    The court seems satisfied the park staff resolved this issue by working with the adjacent landowner, which is how such problems should be handled if at all possible. It's interesting that some who criticize the park for not taking a heavier-handed approach in this situation have also been quick to criticize the staff as being too focused on "law enforcement" when it comes to other activities.

  • Opening Of Glacier Point Road At Yosemite National Park Earliest In Recent Memory   2 weeks 4 days ago

    And Californians would perhaps have welcomed some of the East's snows, to help ease the drought....

  • Effort To Overturn Backcountry User Fee At Great Smoky Mountains National Park Fails   2 weeks 4 days ago

    It's ok JThomas that you ignore the public comments, though. Best to try and attack something else. Like Blackberry Farms, those kinds of elephants in the room are quite glaring. I suppose there are two types of people in the world. Folks who are concerned that a private resort can cut their own trails on NPS land, and those who don't.

  • Effort To Overturn Backcountry User Fee At Great Smoky Mountains National Park Fails   2 weeks 4 days ago

    [AR 257]. Although there are no written notes or other documentation of these contacts, the presumption of regularity afforded to agencies leads the Court to conclude that defendants did what they claim to have done.

    A federal judge trusts the NPS, a federal bureaucrat. RAT is the key word here.

  • Effort To Overturn Backcountry User Fee At Great Smoky Mountains National Park Fails   2 weeks 4 days ago

    Reading the court document left the clear impression the judge was seriously underwhelmed about trail issues at Blackberry Farms or the Ace Gap Trail. If there was a smoking gun at Blackberry Farms, it was a BB gun, and the issues seem to have been resolved.

    Information on pages 14 - 16 of the court document about the relocation of a section of the Ace Gap Trail leaves me wondering why this was an issue at all as part of this lawsuit. According to that document, a section of the trail left park land and crossed private property for about 500 feet, then returned to park land. The landowner, not unreasonably, requested that it be relocated off of his property, and the park hired a surveyor to determine where the boundary was located. The subsequent trail relocation first went through the standard NEPA review.

    It doesn't matter who the landowner is in such cases. If it had been my property, I'd likely have had the same request. The park's approach, cited in the testimony, seems very reasonable: "...it has been the practice of the Park to voluntarily relocate sections of a trail from private land to Park land when a landowner requests such action and when there is reasonable evidence that the trail is indeed on private land ....this practice is based on a respect for private property and a landowner’s legitimate concerns about trespass, privacy, liability, and potential vandalism."

    If the park had ignored any such request from an adjoining landowner to correct what amounted to trespass on private property, then there would be ample cause for complaint about the feds co-opting private land for public use.
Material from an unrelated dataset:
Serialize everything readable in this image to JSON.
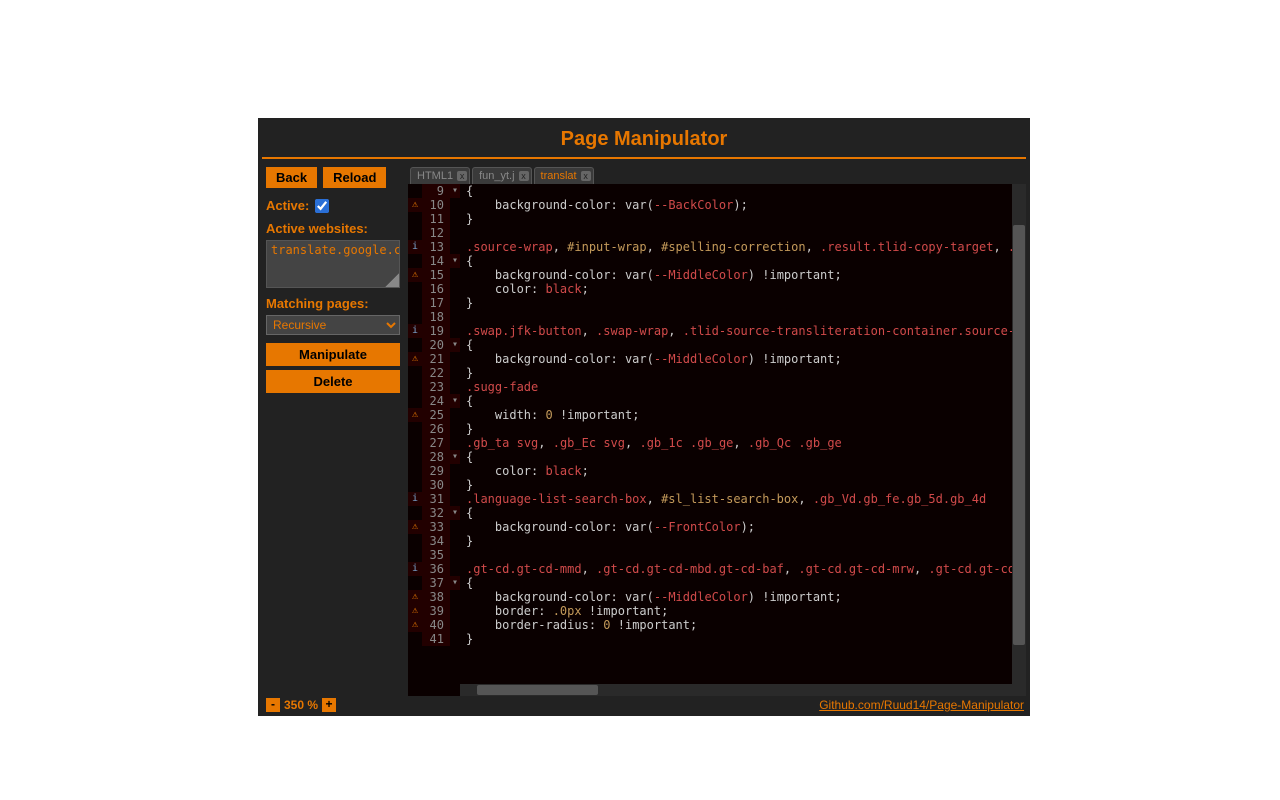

Sounds like the NPS did the right thing in this case, so where's the beef?

    I don't believe the judge used the word "frivolous" to describe the Blackberry Farms and Ace Gap Trail "complaints," but that word sure came to my mind after reading the above document.

  • Effort To Overturn Backcountry User Fee At Great Smoky Mountains National Park Fails   2 weeks 5 days ago

    The Great American Entitlement Syndrome is on full display here.

  • Concessionaires Want More Investment, Business Opportunities, In National Parks   2 weeks 5 days ago

    Owen is right. Encourage people to get OUT into the park. I'm always amazed by the pitiful people parked in a campground like Norris watching satellite TV while just a few feet away trumpeter swans and otters swim in the Gibbon River and a herd of elk is venturing into the meadow. Pitiful people only because they have no idea what they are missing.

    Then again, while they stay indoors other folks may quietly enjoy the scenery without a lot of noise from other people.

    But still . . . .